TASK OBJECTIVE - Scan the entries below for "count" and copy each line that holds it.

BEGIN

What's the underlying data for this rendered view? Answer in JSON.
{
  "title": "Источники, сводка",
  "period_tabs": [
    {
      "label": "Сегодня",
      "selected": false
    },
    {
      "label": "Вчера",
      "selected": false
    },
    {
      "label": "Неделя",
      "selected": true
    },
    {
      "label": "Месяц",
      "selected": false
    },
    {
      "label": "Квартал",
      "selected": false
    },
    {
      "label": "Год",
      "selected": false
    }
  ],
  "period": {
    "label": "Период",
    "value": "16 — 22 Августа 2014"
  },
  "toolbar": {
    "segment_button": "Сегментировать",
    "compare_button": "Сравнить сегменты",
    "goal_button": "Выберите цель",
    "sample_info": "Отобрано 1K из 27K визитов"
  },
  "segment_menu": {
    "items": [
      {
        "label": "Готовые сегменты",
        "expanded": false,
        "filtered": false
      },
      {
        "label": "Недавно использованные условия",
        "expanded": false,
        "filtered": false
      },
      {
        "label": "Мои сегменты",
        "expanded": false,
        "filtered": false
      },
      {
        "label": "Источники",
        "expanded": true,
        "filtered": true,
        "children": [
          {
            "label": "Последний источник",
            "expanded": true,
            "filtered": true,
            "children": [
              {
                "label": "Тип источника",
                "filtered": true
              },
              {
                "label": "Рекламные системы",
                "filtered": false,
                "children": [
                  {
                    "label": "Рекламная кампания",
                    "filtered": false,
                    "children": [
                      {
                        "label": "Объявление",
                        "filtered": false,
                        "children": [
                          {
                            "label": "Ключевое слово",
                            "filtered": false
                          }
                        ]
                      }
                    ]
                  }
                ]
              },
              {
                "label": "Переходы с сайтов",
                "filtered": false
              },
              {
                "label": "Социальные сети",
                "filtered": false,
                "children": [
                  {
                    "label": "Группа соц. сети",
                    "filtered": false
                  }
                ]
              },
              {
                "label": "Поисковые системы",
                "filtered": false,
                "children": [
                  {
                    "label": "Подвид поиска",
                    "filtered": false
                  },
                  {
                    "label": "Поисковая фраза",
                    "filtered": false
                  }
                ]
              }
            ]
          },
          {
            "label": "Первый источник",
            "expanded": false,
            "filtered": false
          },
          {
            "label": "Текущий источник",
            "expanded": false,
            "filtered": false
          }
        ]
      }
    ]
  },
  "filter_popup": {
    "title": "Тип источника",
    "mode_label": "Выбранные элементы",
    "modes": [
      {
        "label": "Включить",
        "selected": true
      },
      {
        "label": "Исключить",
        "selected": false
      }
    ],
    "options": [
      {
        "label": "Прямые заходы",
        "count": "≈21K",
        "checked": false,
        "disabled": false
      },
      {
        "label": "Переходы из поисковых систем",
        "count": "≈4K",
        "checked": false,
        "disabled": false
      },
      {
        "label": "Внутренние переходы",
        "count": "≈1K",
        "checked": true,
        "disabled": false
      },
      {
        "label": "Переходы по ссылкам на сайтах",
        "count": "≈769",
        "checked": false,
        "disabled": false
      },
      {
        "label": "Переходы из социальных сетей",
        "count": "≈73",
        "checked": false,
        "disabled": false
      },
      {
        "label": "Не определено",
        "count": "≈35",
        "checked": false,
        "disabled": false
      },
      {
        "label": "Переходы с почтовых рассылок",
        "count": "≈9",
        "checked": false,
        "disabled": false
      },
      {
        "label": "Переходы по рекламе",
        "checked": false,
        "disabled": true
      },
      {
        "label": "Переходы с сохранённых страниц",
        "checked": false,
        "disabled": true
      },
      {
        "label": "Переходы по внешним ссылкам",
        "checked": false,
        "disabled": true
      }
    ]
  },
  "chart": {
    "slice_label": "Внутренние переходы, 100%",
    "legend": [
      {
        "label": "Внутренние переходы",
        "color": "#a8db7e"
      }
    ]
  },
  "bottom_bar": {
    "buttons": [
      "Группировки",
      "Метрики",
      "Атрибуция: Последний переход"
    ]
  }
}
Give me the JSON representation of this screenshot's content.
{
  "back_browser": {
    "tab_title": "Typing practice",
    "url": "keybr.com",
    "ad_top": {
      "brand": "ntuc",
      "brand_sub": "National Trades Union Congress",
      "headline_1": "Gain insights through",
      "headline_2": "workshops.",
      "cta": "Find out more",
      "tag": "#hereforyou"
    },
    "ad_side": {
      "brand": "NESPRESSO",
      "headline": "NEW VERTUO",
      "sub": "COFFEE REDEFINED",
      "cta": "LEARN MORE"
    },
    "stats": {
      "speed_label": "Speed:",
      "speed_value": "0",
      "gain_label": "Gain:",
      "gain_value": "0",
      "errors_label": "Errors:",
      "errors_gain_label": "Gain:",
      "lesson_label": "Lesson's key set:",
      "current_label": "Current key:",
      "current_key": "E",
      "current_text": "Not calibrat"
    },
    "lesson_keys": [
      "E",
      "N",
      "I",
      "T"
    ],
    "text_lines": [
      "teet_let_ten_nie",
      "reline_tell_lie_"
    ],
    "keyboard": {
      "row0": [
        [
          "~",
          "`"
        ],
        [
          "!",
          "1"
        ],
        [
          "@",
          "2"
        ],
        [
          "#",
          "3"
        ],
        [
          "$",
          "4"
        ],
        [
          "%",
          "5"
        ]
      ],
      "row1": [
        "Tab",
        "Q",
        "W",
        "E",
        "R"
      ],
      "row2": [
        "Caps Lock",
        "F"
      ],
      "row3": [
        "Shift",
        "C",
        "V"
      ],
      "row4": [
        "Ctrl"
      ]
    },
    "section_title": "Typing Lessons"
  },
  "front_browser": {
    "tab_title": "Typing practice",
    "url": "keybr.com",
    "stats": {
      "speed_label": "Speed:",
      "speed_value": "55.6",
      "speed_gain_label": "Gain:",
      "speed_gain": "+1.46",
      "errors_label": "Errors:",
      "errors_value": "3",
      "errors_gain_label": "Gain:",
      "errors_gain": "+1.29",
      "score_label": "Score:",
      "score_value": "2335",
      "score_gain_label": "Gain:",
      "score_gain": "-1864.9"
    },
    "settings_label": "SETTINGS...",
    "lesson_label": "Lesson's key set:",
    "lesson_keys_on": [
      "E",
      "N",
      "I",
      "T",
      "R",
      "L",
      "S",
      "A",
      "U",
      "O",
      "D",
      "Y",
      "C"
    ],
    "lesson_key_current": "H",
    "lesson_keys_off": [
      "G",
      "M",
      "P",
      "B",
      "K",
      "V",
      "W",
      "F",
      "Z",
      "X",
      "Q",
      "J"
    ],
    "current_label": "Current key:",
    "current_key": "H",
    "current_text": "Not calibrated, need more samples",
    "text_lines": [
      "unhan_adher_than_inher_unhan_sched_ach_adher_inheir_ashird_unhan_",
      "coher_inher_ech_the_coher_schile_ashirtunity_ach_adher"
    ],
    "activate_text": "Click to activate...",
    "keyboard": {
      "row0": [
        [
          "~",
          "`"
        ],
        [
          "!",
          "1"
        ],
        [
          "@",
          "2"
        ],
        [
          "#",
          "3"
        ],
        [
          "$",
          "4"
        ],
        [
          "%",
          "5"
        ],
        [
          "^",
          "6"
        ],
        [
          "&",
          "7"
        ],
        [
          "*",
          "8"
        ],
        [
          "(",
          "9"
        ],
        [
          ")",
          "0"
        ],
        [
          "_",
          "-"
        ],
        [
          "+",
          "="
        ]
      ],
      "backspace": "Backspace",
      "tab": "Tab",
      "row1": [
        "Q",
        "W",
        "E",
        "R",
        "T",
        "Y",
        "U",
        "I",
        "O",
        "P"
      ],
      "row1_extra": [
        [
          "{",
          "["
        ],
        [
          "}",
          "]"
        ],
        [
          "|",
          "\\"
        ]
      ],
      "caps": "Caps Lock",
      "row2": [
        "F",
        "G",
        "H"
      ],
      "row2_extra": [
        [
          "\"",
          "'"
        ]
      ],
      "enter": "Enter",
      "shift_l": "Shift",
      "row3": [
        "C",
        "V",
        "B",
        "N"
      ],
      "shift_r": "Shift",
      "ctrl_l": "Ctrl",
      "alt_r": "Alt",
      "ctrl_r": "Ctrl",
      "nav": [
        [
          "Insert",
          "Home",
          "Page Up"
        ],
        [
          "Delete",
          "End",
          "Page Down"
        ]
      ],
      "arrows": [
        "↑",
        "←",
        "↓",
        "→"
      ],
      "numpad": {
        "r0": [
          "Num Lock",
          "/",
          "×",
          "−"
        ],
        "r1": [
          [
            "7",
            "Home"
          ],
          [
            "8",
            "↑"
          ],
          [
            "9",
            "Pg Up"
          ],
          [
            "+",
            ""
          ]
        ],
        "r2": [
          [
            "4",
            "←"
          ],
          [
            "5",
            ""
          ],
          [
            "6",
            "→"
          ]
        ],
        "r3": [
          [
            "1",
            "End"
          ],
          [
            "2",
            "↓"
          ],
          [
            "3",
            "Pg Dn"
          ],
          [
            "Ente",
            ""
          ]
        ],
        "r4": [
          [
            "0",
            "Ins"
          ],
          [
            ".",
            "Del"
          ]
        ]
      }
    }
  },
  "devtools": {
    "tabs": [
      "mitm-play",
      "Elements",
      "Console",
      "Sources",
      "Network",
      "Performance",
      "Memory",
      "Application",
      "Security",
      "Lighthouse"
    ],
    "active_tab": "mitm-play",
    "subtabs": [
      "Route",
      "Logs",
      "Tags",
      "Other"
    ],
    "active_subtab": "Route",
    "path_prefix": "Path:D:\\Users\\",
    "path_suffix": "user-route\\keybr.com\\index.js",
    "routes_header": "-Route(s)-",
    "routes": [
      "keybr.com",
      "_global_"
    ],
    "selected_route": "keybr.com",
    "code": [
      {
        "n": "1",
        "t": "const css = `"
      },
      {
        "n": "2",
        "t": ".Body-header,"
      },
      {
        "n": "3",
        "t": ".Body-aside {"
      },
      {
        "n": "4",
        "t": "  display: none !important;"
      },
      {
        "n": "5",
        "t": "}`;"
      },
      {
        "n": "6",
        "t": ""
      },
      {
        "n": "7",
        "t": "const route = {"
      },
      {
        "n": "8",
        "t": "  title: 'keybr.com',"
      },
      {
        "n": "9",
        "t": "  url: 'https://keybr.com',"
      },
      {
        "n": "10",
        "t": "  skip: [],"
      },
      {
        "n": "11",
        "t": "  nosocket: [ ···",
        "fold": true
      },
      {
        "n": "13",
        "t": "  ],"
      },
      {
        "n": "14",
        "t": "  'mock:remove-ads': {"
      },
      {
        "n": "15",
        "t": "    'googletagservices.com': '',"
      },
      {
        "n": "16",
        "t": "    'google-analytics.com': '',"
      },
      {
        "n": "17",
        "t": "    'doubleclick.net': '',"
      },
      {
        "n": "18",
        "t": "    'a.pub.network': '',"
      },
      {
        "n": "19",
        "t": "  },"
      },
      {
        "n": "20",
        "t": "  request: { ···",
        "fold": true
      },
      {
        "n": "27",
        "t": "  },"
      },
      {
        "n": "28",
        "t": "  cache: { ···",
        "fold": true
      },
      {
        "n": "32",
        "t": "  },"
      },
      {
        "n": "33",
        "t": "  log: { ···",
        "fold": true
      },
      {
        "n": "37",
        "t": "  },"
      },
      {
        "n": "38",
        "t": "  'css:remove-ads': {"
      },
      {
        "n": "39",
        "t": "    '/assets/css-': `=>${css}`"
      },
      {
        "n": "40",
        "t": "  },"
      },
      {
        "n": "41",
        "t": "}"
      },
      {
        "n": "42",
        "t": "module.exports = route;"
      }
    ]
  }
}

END

REPLY TO THE TASK -
        "count": "≈21K",
        "count": "≈4K",
        "count": "≈1K",
        "count": "≈769",
        "count": "≈73",
        "count": "≈35",
        "count": "≈9",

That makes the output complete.